Background: Cognitive Training (CT) has demonstrated some benefits to cognitive and psychosocial
function in Mild Cognitive Impairment (MCI) and early dementia, but the certainty related to
those findings remains unclear. Therefore, understanding the mechanisms by which CT improves cognitive
functioning may help to understand the relationships between CT and cognitive function.
The purpose of this review was to identify the evidence for neuroimaging outcomes in studies of CT in
MCI and early Alzheimer’s Disease (AD).
Methods: Medline, Embase, Web of Science, PsycINFO, CINAHL, and The Cochrane Library were
searched with a predefined search strategy, which yielded 1778 articles. Studies were suitable for inclusion
where a CT program was used in patients with MCI or AD, with a structural or functional Magnetic
Resonance Imaging (MRI) outcome. Studies were assessed for quality using the Downs and Black criteria.
Results: A total of 19 studies met the inclusion criteria. Quality of the included studies was variable and
there was significant heterogeneity for studies included in this review. Task activation was generally
increased post-training, but functional connectivity was both increased and decreased after training. Results
varied by diagnosis, type of CT program, and brain networks examined. No effects were seen on
hippocampal volumes post-training, but cortical thickening and increased grey matter volumes were
Conclusions: CT resulted in variable functional and structural changes in dementia, and conclusions are

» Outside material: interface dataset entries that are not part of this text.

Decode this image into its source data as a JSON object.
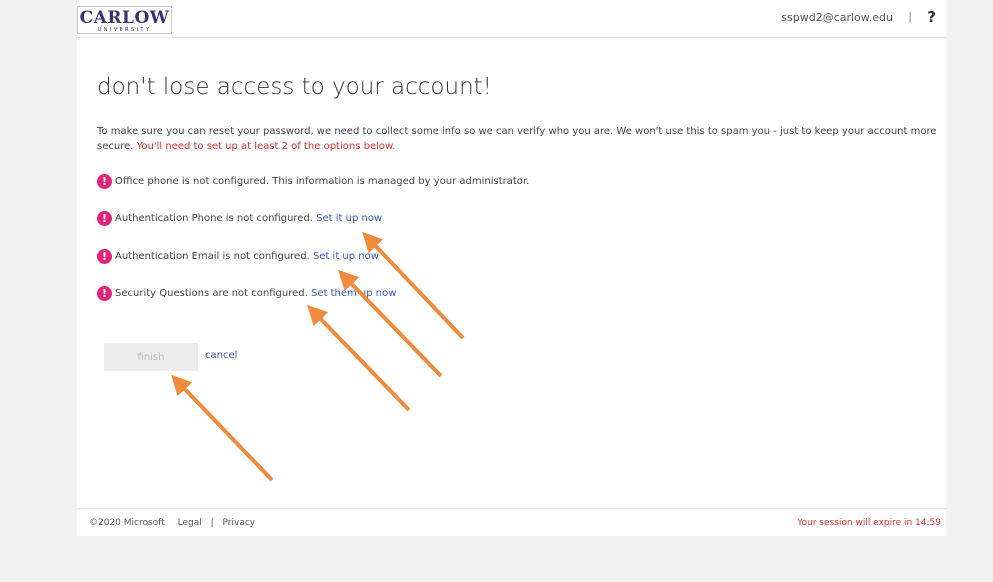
{
  "header": {
    "logo_main": "CARLOW",
    "logo_sub": "UNIVERSITY",
    "user_email": "sspwd2@carlow.edu",
    "separator": "|",
    "help_label": "?"
  },
  "main": {
    "title": "don't lose access to your account!",
    "intro_text": "To make sure you can reset your password, we need to collect some info so we can verify who you are. We won't use this to spam you - just to keep your account more secure.",
    "intro_warning": "You'll need to set up at least 2 of the options below.",
    "options": [
      {
        "text": "Office phone is not configured. This information is managed by your administrator.",
        "link": ""
      },
      {
        "text": "Authentication Phone is not configured.",
        "link": "Set it up now"
      },
      {
        "text": "Authentication Email is not configured.",
        "link": "Set it up now"
      },
      {
        "text": "Security Questions are not configured.",
        "link": "Set them up now"
      }
    ],
    "alert_glyph": "!",
    "finish_label": "finish",
    "cancel_label": "cancel"
  },
  "footer": {
    "copyright": "©2020 Microsoft",
    "legal": "Legal",
    "separator": "|",
    "privacy": "Privacy",
    "session_text": "Your session will expire in 14:59"
  },
  "colors": {
    "accent_link": "#3456b8",
    "alert_icon": "#e0247c",
    "warning_text": "#d9302c",
    "arrow_annotation": "#f08a3c",
    "logo_brand": "#3a3275"
  }
}
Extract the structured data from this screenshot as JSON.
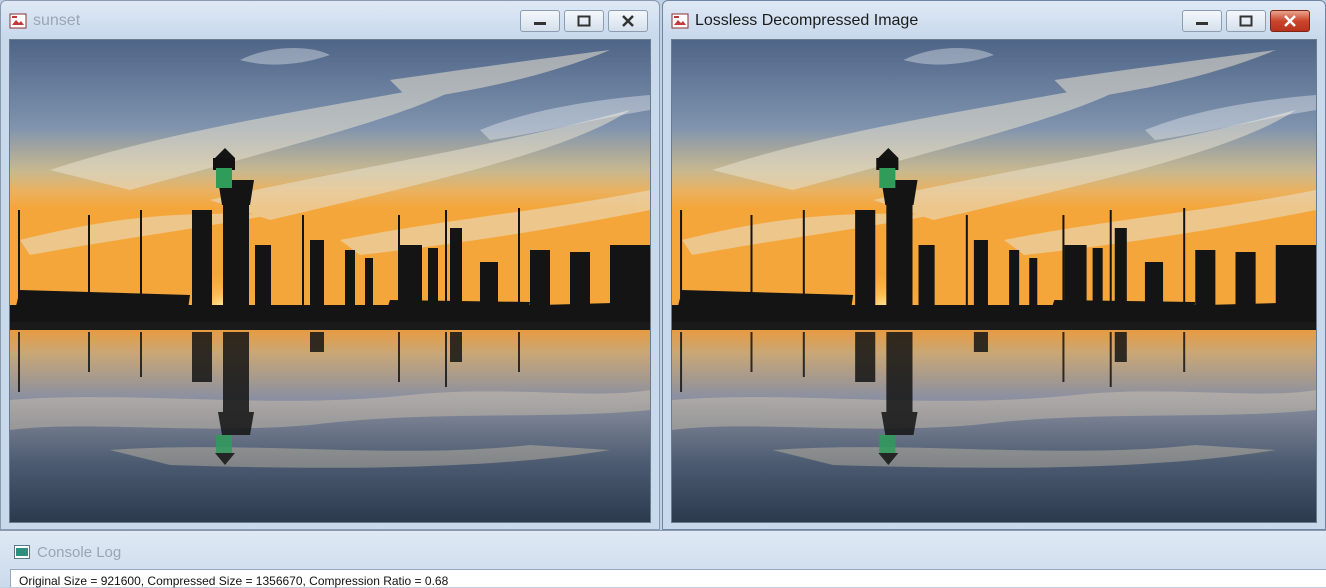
{
  "windows": [
    {
      "title": "sunset",
      "active": false,
      "buttons": {
        "minimize": "minimize",
        "maximize": "maximize",
        "close": "close"
      }
    },
    {
      "title": "Lossless Decompressed Image",
      "active": true,
      "buttons": {
        "minimize": "minimize",
        "maximize": "maximize",
        "close": "close"
      }
    }
  ],
  "image": {
    "subject": "sunset over harbor skyline with lamp post reflected in water",
    "colors": {
      "sky_top": "#5f7596",
      "horizon": "#f2a23a",
      "water": "#3b4a5e",
      "silhouette": "#141414",
      "lamp_glow": "#3fbf6a"
    }
  },
  "console": {
    "title": "Console Log",
    "log_text": "Original Size = 921600, Compressed Size = 1356670, Compression Ratio = 0.68"
  },
  "icons": {
    "app": "image-window-icon",
    "console": "console-window-icon"
  }
}
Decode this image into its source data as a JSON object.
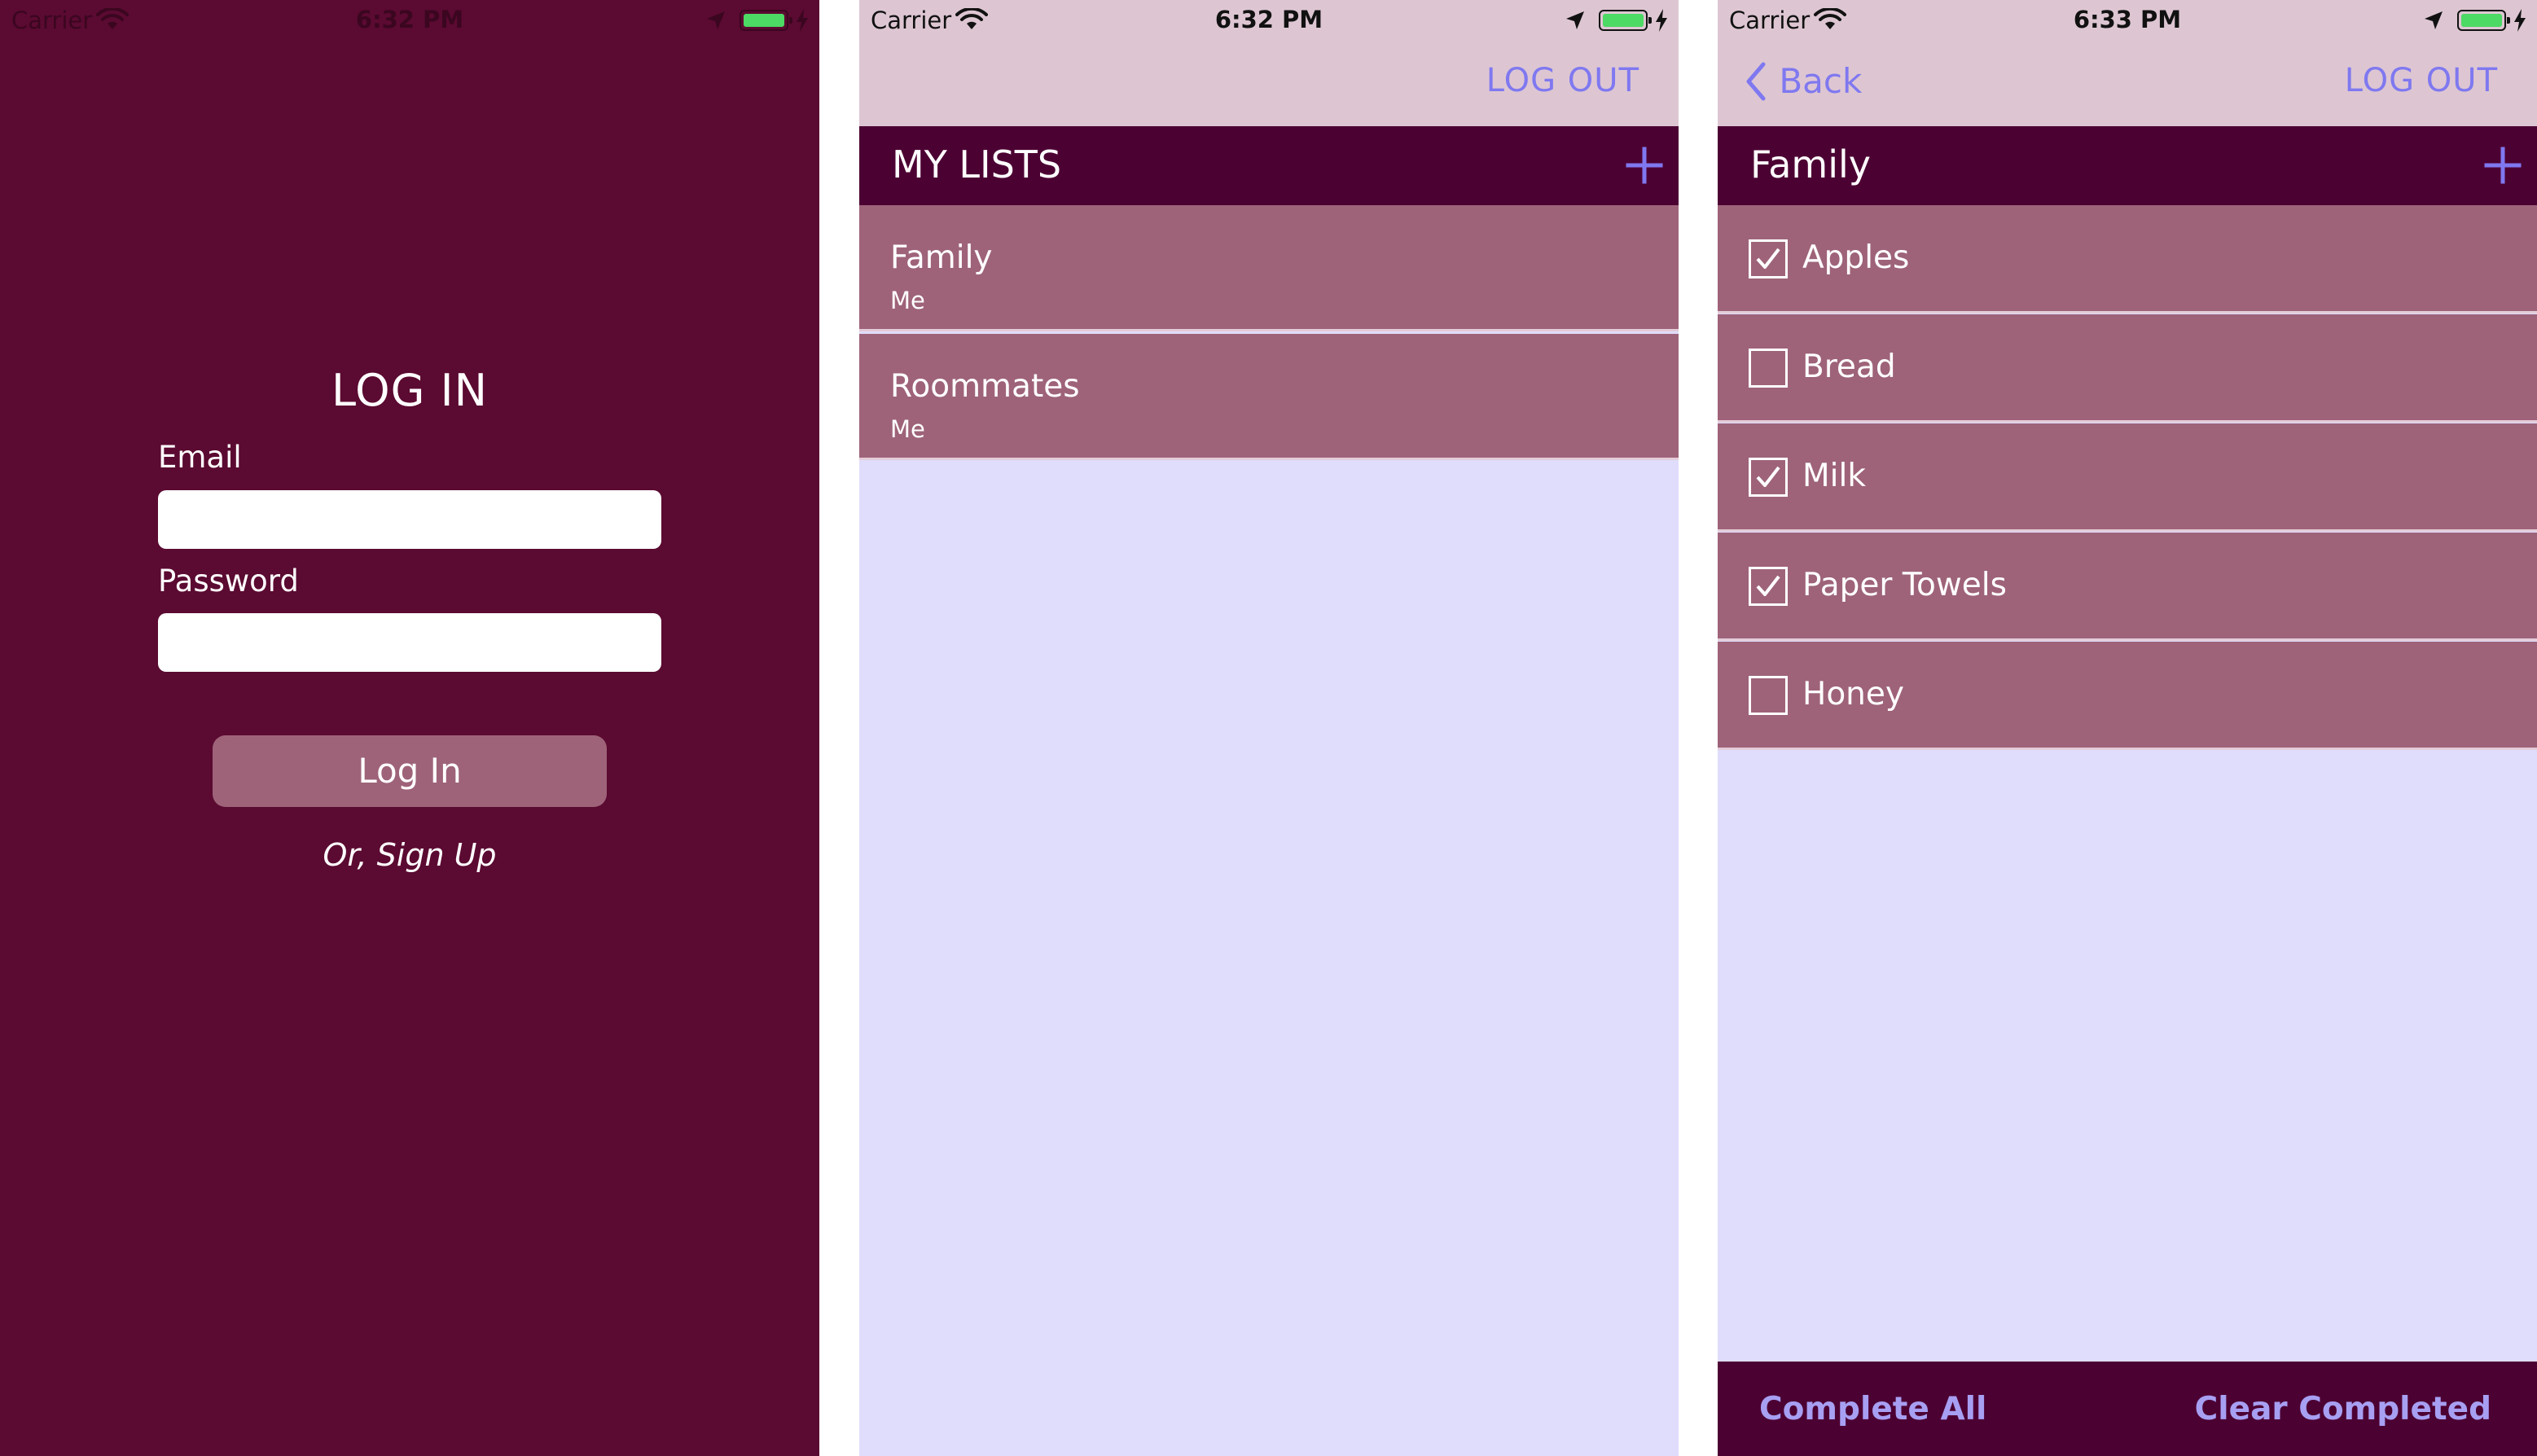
{
  "colors": {
    "login_bg": "#5b0a31",
    "list_bg": "#e0dcfc",
    "nav_bg": "#ddc6d2",
    "header_bg": "#4c0133",
    "row_bg": "#9e6379",
    "accent": "#7f78f0",
    "toolbar_text": "#a79ff2",
    "battery": "#4cd964"
  },
  "screens": [
    {
      "status": {
        "carrier": "Carrier",
        "time": "6:32 PM"
      },
      "login": {
        "title": "LOG IN",
        "email_label": "Email",
        "email_value": "",
        "password_label": "Password",
        "password_value": "",
        "login_button": "Log In",
        "signup_link": "Or, Sign Up"
      }
    },
    {
      "status": {
        "carrier": "Carrier",
        "time": "6:32 PM"
      },
      "nav": {
        "logout": "LOG OUT"
      },
      "header": {
        "title": "MY LISTS"
      },
      "lists": [
        {
          "name": "Family",
          "owner": "Me"
        },
        {
          "name": "Roommates",
          "owner": "Me"
        }
      ]
    },
    {
      "status": {
        "carrier": "Carrier",
        "time": "6:33 PM"
      },
      "nav": {
        "back": "Back",
        "logout": "LOG OUT"
      },
      "header": {
        "title": "Family"
      },
      "items": [
        {
          "name": "Apples",
          "checked": true
        },
        {
          "name": "Bread",
          "checked": false
        },
        {
          "name": "Milk",
          "checked": true
        },
        {
          "name": "Paper Towels",
          "checked": true
        },
        {
          "name": "Honey",
          "checked": false
        }
      ],
      "toolbar": {
        "complete_all": "Complete All",
        "clear_completed": "Clear Completed"
      }
    }
  ]
}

limited by heterogeneity and study quality. Larger, more robust studies are required to correlate these
findings with clinical benefits from CT.